Everyone, it seems, is looking for a bailout.

Many leading financial firms have already received billions from the federal government, and some are already back for a second helping. Likewise, many states and cities are counting on stimulus funds from the feds to help balance their budgets.

So let's remember that with any and all of the recommendations for the latest $825 billion stimulus package - whether it's the increased spending favored by Democrats or the tax cuts preferred by Republicans - the money is all borrowed and will have to be paid back by taxpayers.

That's why it is best to make sure the money is properly spent and not earmarked for a wish list of pet projects by a long line of pols.

Half of the $700 billion earmarked to help banks last fall in the Troubled Assets Relief Program has already been spent. Yet, many banks still appear to be in serious trouble.

The new Congress has released the other half to the Obama administration. But it's still unclear if the first $350 billion made a dent or was properly spent. The financial sector can't fully account for all the money.

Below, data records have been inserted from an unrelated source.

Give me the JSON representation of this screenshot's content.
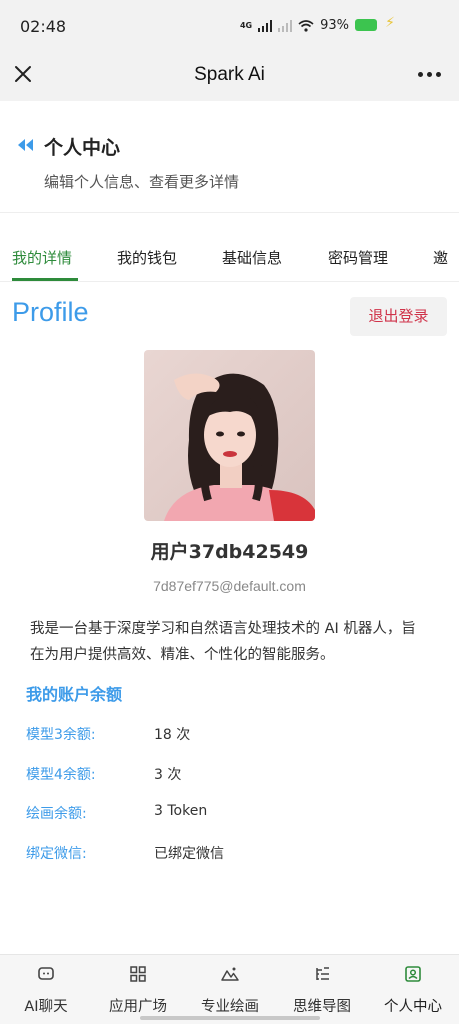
{
  "status_bar": {
    "time": "02:48",
    "network": "4G",
    "battery": "93%"
  },
  "nav": {
    "title": "Spark Ai",
    "close_icon": "close-icon",
    "more_icon": "more-icon"
  },
  "header": {
    "title": "个人中心",
    "subtitle": "编辑个人信息、查看更多详情"
  },
  "tabs": [
    {
      "label": "我的详情",
      "active": true
    },
    {
      "label": "我的钱包",
      "active": false
    },
    {
      "label": "基础信息",
      "active": false
    },
    {
      "label": "密码管理",
      "active": false
    },
    {
      "label": "邀",
      "active": false
    }
  ],
  "profile": {
    "heading": "Profile",
    "logout_label": "退出登录",
    "username": "用户37db42549",
    "email": "7d87ef775@default.com",
    "bio": "我是一台基于深度学习和自然语言处理技术的 AI 机器人，旨在为用户提供高效、精准、个性化的智能服务。"
  },
  "balance": {
    "title": "我的账户余额",
    "rows": [
      {
        "label": "模型3余额:",
        "value": "18 次"
      },
      {
        "label": "模型4余额:",
        "value": "3 次"
      },
      {
        "label": "绘画余额:",
        "value": "3 Token"
      },
      {
        "label": "绑定微信:",
        "value": "已绑定微信"
      }
    ]
  },
  "bottom_nav": [
    {
      "label": "AI聊天",
      "icon": "chat-icon"
    },
    {
      "label": "应用广场",
      "icon": "grid-icon"
    },
    {
      "label": "专业绘画",
      "icon": "mountain-icon"
    },
    {
      "label": "思维导图",
      "icon": "mindmap-icon"
    },
    {
      "label": "个人中心",
      "icon": "user-card-icon",
      "active": true
    }
  ],
  "colors": {
    "accent_blue": "#3d9be9",
    "accent_green": "#2e8b3b",
    "logout_red": "#d0334a"
  }
}
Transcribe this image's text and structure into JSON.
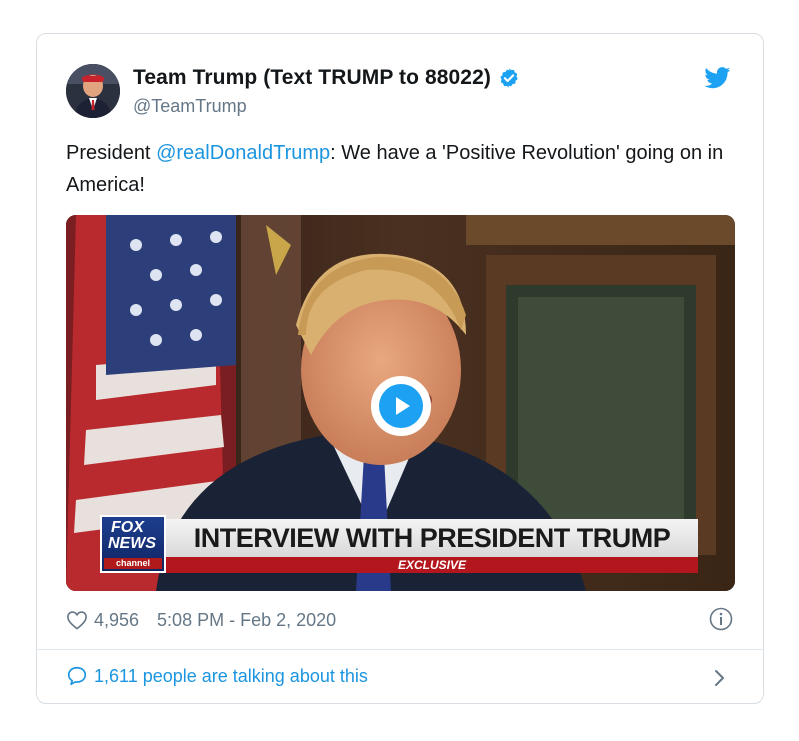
{
  "tweet": {
    "display_name": "Team Trump (Text TRUMP to 88022)",
    "handle": "@TeamTrump",
    "verified_icon": "verified-badge-icon",
    "platform_icon": "twitter-bird-icon",
    "text_prefix": "President ",
    "mention": "@realDonaldTrump",
    "text_suffix": ": We have a 'Positive Revolution' going on in America!",
    "media": {
      "logo_line1": "FOX",
      "logo_line2": "NEWS",
      "logo_line3": "channel",
      "banner": "INTERVIEW WITH PRESIDENT TRUMP",
      "subbanner": "EXCLUSIVE",
      "play_icon": "play-icon"
    },
    "likes": "4,956",
    "timestamp": "5:08 PM - Feb 2, 2020",
    "talking": "1,611 people are talking about this"
  },
  "colors": {
    "link": "#1b95e0",
    "muted": "#657786",
    "accent": "#1da1f2"
  }
}
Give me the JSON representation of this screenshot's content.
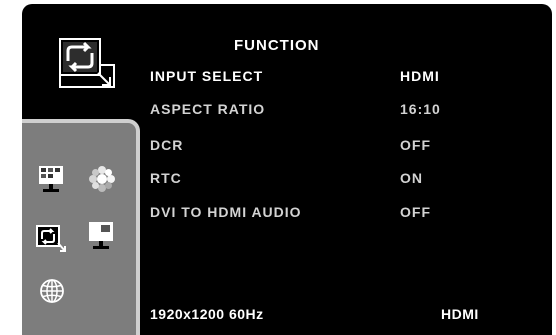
{
  "menu": {
    "title": "FUNCTION",
    "items": [
      {
        "label": "INPUT SELECT",
        "value": "HDMI"
      },
      {
        "label": "ASPECT RATIO",
        "value": "16:10"
      },
      {
        "label": "DCR",
        "value": "OFF"
      },
      {
        "label": "RTC",
        "value": "ON"
      },
      {
        "label": "DVI TO HDMI AUDIO",
        "value": "OFF"
      }
    ]
  },
  "status": {
    "resolution": "1920x1200 60Hz",
    "source": "HDMI"
  },
  "sidebar": {
    "items": [
      {
        "icon": "picture-icon"
      },
      {
        "icon": "color-settings-icon"
      },
      {
        "icon": "function-icon",
        "selected": true
      },
      {
        "icon": "pip-icon"
      },
      {
        "icon": "language-globe-icon"
      }
    ]
  },
  "colors": {
    "background": "#000000",
    "sidebar": "#7d7d7d",
    "sidebar_border": "#cfcfcf",
    "text": "#ffffff"
  }
}
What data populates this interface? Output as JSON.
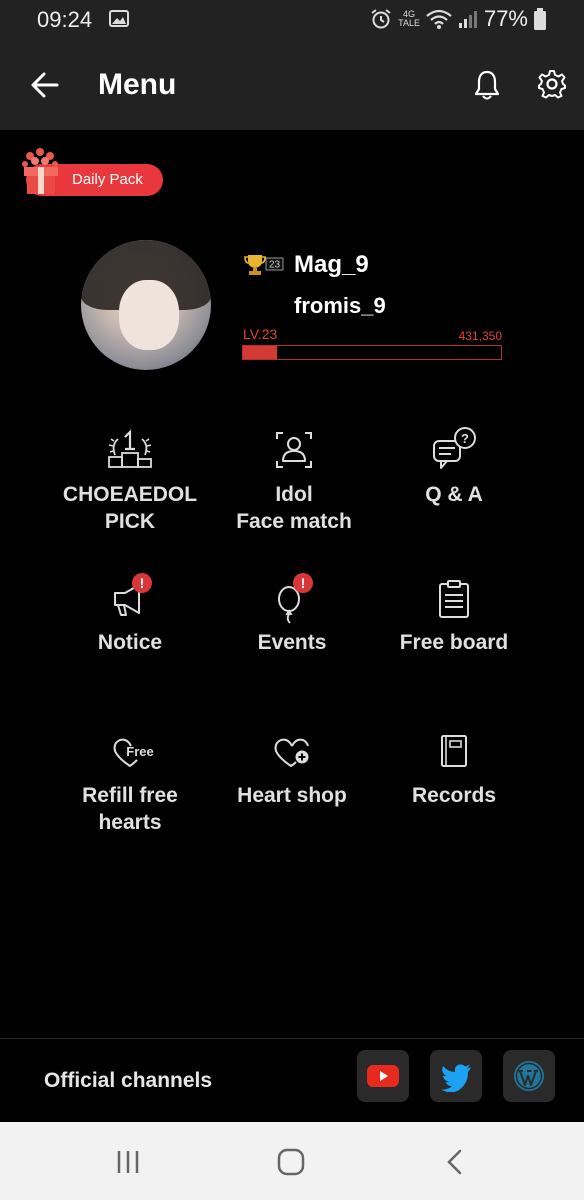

Now there is talk of using the remaining TARP money for other troubled industries. Might more bailout or stimulus funds be needed for the banking sector? Or could the money be better spent for large-scale mortgage relief?

Likewise, the wish list for some of the stimulus funds seems dubious at best. For example, should stimulus spending include hundreds of millions for contraceptives, or for new grass on the Washington Mall, or billions to revamp federal offices?

Any stimulus spending should go to create jobs or to provide assistance for those hurt by the recession. Earmarking funds for dubious pet projects has no place, especially when resources are so limited.

It's incumbent upon the Obama administration and Congress to ensure that the taxpayers get the best bang for their bailout bucks.